Volkswagenwerk AG, the first foreign auto maker in modern history to build passenger cars in the United States, yesterday announced plans to close its only vehicle assembly plant in this country in mid-1988.
The shutdown of Volkswagen's sprawling facility in New Stanton, Pa., will eliminate 2,500 jobs -- 2,100 assembly and 400 administrative positions. The closing also is expected to cause layoffs at Volkswagen's U.S. headquarters offices in Troy, Mich.
The New Stanton plant produced Volkswagen Golf subcompacts and Jetta compact cars, both of which have been under withering competition from comparable, and often less expensive, models sold by Japanese, American, and South Korean auto makers.
The plant, operated by Volkswagen since 1978, has been running at less than half of its 200,000-unit annual production capacity in the last five years.
At present volumes, the New Stanton plant simply is not cost effective, Jay Amestoy, a Volkswagen spokesman, said. And because of the proliferation of cars in the U.S. small-car market -- at least 34 models competing against the Golf, for example -- sales of Volkswagen's New Stanton cars are not likely to increase in the future, he added.
"It's not that Volkswagen is giving up its U.S. franchise. It's just that they can't possibly continue to operate that plant on the amount of volume they're building there," said Donald DeScenza, auto industry analyst with Nomura Securities Inc. in New York.
Officials of Volkswagen's U.S. marketing arm said the planned shutdown will not affect the company's sales in this country.
"This year, we expect to sell 200,000 cars; and we expect to sell up to 220,000 in 1988," said Amestoy. Beginning in the 1989-model year, all Golfs and Jettas sold in America will be produced in West Germany, Amestoy said.
But more than production costs are driving that strategy, said Chris Cedergren, an analyst with J.D. Power and Associates in Westlake Village, Calif.
Volkswagen's Golf, New Stanton's main product, has an economy-car image but often does not sell at an economy-car price, Cedergren said. For example, the base-level 1988 Golf is $8,000. But the Korean-made Hyundai comes with many extras, such as air conditioning, at that price.
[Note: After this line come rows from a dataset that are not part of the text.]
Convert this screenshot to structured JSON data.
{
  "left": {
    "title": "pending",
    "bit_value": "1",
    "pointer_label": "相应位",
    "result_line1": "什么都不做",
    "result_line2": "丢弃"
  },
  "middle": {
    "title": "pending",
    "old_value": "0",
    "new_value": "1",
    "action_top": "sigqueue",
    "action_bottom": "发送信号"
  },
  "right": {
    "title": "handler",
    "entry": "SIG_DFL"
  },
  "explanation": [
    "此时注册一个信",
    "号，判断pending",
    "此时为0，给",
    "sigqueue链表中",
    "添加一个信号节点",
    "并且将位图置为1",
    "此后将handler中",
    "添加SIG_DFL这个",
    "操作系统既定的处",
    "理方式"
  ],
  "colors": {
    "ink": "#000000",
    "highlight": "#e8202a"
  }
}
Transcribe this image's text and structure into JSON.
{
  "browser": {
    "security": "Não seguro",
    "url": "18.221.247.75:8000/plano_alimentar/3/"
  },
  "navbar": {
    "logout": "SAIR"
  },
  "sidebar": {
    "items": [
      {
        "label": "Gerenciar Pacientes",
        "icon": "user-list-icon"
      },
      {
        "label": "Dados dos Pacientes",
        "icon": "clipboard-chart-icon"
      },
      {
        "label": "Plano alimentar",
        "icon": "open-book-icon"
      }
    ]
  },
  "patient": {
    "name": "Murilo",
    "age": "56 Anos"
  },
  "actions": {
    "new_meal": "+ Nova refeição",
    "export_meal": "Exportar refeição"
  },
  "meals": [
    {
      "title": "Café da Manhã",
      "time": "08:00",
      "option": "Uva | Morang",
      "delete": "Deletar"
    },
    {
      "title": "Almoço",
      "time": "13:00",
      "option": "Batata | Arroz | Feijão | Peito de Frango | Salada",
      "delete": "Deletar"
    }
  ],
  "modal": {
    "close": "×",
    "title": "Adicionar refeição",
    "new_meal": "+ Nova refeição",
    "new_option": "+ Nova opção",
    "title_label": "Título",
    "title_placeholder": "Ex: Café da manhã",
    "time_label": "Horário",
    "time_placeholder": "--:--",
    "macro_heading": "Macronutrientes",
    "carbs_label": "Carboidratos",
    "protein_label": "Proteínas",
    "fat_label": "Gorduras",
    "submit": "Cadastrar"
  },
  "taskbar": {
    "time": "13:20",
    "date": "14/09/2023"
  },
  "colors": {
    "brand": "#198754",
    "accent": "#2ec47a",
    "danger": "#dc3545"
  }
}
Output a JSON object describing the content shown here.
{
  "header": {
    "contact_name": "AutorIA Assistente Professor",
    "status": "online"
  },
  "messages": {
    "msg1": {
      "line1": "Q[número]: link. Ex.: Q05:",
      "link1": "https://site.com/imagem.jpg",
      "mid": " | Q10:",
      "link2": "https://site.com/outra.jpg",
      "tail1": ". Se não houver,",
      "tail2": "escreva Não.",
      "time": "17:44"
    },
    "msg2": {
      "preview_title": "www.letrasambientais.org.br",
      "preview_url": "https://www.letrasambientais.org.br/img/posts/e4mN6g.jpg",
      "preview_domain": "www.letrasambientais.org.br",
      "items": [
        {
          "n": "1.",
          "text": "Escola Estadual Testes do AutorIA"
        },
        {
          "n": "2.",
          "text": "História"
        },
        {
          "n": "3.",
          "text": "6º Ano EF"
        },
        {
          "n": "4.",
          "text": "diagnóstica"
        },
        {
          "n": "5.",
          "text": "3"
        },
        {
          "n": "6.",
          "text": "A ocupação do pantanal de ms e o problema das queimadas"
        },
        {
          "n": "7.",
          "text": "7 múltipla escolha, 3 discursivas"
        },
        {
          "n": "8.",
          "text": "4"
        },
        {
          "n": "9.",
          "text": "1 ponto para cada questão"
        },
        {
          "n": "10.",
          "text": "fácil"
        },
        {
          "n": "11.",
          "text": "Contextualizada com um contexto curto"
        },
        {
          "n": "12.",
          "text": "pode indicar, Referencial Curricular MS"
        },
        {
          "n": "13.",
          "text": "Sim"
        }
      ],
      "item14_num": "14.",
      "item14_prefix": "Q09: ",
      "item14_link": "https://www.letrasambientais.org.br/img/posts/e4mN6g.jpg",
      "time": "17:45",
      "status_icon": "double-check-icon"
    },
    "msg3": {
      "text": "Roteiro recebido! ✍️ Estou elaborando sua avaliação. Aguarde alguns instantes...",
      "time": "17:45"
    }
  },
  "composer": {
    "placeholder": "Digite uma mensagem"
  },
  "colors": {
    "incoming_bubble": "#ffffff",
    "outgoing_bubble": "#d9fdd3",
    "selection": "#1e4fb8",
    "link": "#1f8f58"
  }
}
That means Volkswagen, maker of the famed entry-level Beetle, "is going to have to move upscale," Cedergren said.
And to do that, the company plans to capitalize on a still-popular American notion that cars that come from Germany are inherently superior to those produced in the United States, he said.
"It doesn't matter that the German-made Volkswagens have had as many or more recalls than the American-made models. It's not a question of reality. It's a question of perception. I mean, would you buy a Mercedes-Benz built in America?"
Volkswagen officials said they will try to find a buyer for the 2.3-million square-foot plant. But they conceded that the search could be extremely difficult because of excess capacity at a time when most analysts expect declining sales.
Auto industry analysts contend that the U.S. auto market will have 1.5 million units of unused assembly capacity by 1990, largely because every major Japanese auto maker will be building cars here by that time.
The entire North American market, of which the United States is the centerpiece, could have an excess capacity of up to 7 million cars and trucks in the early 1990s, some analysts say.